By Andrew Tow
Student council members lead the school
Through servant leadership, student council takes charge and runs the school behind the scenes
It’s 7:15 a.m. on a dreary Thursday morning. Most students are either still sleeping or wishing they were. The halls of the school are barren, and the few students wandering the halls are groggy and tired. However, despite the early hour, StuCo sponsor Erica Crist’s small room at the bottom of the A hall stairs is bursting with energy. StuCo’s weekly meeting is very much awake as the school’s student leaders hold a donut-fueled discussion about how they can continue to improve the school.
The commitment of StuCo members reaches far beyond Thursday morning meetings. At 8 a.m. on the day of the homecoming dance, StuCo members are in the gym decorating. Before every spirit week, StuCo is in the halls on Sunday night decorating with posters and balloons.
While the variety of tasks StuCo handles to boost school spirit change every day, there is one constant organizing each event: senior student body president Hannah Barnes. Freshman StuCo representative Bret Weber recognizes the effort Barnes and her fellow student body members put in.
“[The student body members] do a ton in StuCo,” Weber said. “They work really hard. They come to meetings early and stay after. They plan meetings as well and just put in a lot of time and effort.”
The amount of hard work the student body members are putting into StuCo this year is no accident; rather, it’s a side effect of a new mentality called servant leadership exemplified by leaders who do menial tasks that usually would be relegated to lower-ranking members of the group. Junior student body secretary Annie Bogart believes that this mentality has brought StuCo closer together.
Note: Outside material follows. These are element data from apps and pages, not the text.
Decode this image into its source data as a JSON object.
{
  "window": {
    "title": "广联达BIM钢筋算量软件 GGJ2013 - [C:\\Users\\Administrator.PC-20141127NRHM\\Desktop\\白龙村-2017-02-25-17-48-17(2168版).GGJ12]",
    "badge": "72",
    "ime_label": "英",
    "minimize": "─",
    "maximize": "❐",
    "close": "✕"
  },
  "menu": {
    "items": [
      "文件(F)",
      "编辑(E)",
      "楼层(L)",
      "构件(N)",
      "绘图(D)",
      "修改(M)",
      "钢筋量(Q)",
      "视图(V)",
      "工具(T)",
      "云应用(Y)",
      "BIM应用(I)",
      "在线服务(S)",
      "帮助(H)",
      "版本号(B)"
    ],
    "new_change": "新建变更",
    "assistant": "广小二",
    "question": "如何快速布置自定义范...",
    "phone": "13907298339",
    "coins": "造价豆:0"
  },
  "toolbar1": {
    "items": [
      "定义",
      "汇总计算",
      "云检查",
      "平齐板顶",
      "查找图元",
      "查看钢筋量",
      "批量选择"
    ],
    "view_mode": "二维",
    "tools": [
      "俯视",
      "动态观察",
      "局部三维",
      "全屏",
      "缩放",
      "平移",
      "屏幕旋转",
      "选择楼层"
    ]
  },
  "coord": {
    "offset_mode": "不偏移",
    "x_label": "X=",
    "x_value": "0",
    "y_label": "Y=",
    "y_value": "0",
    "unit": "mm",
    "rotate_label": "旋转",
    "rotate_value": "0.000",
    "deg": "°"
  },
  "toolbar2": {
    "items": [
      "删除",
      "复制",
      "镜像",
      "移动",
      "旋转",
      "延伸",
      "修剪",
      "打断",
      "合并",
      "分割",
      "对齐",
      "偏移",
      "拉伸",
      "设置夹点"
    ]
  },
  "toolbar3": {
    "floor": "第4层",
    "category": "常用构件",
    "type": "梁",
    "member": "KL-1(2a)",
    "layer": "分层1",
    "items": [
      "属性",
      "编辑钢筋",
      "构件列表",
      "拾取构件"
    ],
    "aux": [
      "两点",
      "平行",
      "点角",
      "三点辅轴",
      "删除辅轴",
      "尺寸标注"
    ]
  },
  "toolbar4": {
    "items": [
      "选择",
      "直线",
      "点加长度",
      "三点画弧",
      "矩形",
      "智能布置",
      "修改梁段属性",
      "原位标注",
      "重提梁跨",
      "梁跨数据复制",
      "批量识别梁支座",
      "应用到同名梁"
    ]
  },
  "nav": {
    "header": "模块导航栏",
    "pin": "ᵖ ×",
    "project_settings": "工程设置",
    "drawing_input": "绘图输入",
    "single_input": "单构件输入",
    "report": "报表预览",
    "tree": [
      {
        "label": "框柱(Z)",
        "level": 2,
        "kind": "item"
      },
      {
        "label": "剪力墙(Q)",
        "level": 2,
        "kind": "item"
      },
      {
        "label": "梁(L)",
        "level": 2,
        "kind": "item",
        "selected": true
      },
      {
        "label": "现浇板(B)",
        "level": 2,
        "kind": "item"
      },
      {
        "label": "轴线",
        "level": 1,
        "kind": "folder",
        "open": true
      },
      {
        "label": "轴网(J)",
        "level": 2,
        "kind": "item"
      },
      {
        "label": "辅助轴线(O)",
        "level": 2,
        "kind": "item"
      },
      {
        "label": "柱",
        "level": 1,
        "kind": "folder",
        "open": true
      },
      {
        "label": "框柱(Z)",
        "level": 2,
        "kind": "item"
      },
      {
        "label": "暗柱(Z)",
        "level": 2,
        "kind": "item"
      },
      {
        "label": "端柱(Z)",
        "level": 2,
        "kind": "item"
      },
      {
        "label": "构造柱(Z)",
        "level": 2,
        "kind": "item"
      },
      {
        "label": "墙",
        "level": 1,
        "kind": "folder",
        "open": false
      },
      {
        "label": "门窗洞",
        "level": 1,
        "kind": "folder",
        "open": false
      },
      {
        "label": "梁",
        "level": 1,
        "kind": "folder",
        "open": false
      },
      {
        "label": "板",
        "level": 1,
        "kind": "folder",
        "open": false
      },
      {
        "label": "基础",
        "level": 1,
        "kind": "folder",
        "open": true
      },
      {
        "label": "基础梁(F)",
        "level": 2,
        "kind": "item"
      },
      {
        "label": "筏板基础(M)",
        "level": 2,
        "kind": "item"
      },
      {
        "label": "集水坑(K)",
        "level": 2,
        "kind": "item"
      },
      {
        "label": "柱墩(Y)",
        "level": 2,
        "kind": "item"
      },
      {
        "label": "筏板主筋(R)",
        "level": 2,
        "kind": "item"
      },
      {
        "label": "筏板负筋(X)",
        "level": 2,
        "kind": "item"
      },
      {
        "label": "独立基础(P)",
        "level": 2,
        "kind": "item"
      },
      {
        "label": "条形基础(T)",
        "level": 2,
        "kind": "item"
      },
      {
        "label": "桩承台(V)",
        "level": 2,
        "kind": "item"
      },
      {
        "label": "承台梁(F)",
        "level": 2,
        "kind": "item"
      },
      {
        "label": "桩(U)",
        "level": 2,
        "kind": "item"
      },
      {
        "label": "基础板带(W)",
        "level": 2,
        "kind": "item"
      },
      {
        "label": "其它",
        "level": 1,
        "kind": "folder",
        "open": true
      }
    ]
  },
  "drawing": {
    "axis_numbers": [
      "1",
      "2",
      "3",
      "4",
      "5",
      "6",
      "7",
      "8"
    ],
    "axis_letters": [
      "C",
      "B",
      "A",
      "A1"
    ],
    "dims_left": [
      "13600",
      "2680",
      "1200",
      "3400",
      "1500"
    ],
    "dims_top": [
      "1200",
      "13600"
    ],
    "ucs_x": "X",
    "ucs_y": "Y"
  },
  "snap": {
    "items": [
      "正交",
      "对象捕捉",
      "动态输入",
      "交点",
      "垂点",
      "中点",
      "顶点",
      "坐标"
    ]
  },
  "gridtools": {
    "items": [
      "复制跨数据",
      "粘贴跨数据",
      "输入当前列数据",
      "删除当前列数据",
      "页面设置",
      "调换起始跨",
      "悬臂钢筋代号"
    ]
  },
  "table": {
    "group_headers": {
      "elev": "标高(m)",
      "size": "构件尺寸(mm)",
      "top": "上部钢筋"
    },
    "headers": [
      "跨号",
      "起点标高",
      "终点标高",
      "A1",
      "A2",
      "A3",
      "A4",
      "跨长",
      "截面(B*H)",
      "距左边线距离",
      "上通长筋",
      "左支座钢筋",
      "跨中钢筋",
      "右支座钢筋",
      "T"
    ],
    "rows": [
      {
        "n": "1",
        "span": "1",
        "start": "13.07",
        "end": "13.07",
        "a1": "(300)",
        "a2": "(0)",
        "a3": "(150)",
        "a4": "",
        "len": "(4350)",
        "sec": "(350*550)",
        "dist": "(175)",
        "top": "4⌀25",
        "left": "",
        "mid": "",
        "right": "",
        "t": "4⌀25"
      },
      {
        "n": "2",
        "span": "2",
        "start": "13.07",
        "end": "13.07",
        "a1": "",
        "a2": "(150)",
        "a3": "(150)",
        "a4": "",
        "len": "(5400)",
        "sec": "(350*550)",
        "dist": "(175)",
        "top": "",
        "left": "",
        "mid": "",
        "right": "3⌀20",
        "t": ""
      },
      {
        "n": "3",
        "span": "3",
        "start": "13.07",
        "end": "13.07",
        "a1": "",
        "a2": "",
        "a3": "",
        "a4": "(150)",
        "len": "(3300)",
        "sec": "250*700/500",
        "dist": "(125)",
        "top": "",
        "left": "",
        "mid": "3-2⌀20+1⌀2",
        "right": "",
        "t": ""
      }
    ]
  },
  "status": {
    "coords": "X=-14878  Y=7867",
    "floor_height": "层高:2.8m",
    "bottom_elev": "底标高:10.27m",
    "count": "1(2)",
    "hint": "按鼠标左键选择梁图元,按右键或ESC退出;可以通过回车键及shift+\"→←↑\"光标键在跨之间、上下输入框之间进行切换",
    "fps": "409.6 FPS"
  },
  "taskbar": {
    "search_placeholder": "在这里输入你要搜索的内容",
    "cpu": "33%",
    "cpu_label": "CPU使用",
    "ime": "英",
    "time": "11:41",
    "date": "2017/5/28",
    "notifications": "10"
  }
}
“[Servant leadership means] you are in an environment where you feel respected by people in higher positions,” Bogart said. “You feel more respected and you feel more comfortable in your environment. The leader shows they are not better than everyone else.”
Sophomore representative Ellie Boone thinks this inclusive mentality from Bogart and Barnes has helped them become better leaders.
“[Bogart and Barnes] have been really good leaders. They incorporate not just sophomores, juniors and seniors but they incorporate the freshmen and include them as well,” Boone said. “They just create a great environment for StuCo and get us all hyped up.”
The servant leadership mentality isn’t just a staple of the student body members; it’s permeated throughout all of StuCo. Bogart recognizes one younger StuCo member who seems to have taken the idea to heart: sophomore Hannah Chern.
“Sophomore [vice president] Hannah Chern has taken initiative in doing some of the tasks that are not necessarily the most fun in StuCo,” Bogart said. “There are a lot of those tasks that have to get done, and she’s always down to do the dirty work no one else wants to do.”
According to Barnes, even the freshmen are buying into the new attitude and excitement around StuCo.
“The freshmen have done an excellent job [this year]. I know it’s intimidating to come into a new atmosphere and try to be a leader but, in snowboarding terms, they full sent it,” Barnes said. “They have done a great job leading their class. You can see the participation they’ve had throughout the weeks.”
This servant leadership attitude pervasive among StuCo members, combined with the time commitment, helps StuCo members grow and develop as leaders. Barnes credits her growth as a confident leader and person to her time on StuCo.
“By joining StuCo, I’ve gained a confidence. For God’s sake, I dressed up as Guy Fieri for one of the football games. I could have never seen myself doing that as an elementary or middle schooler,” Barnes said. “Being student body president has given me so many different leadership opportunities to grow.”
Boone agrees. Despite having been a StuCo member for only one year, she already feels the effect rubbing off on her.
“[StuCo has] helped me emerge as a leader in our school and helped me create a connection with the people within our school,” Boone said.
For Bogart, the impact of StuCo on her development as a leader and a person cannot be understated.
“I honestly don’t know where I would be without StuCo,” Bogart said. “Not only as in the club as it made me a better leader, but by watching everyone and seeing everyone’s different leadership styles, I learned that being a leader isn’t necessarily about taking charge. It’s sitting back and watching other people. Being a good leader is sometimes listening to the person that’s not heard.”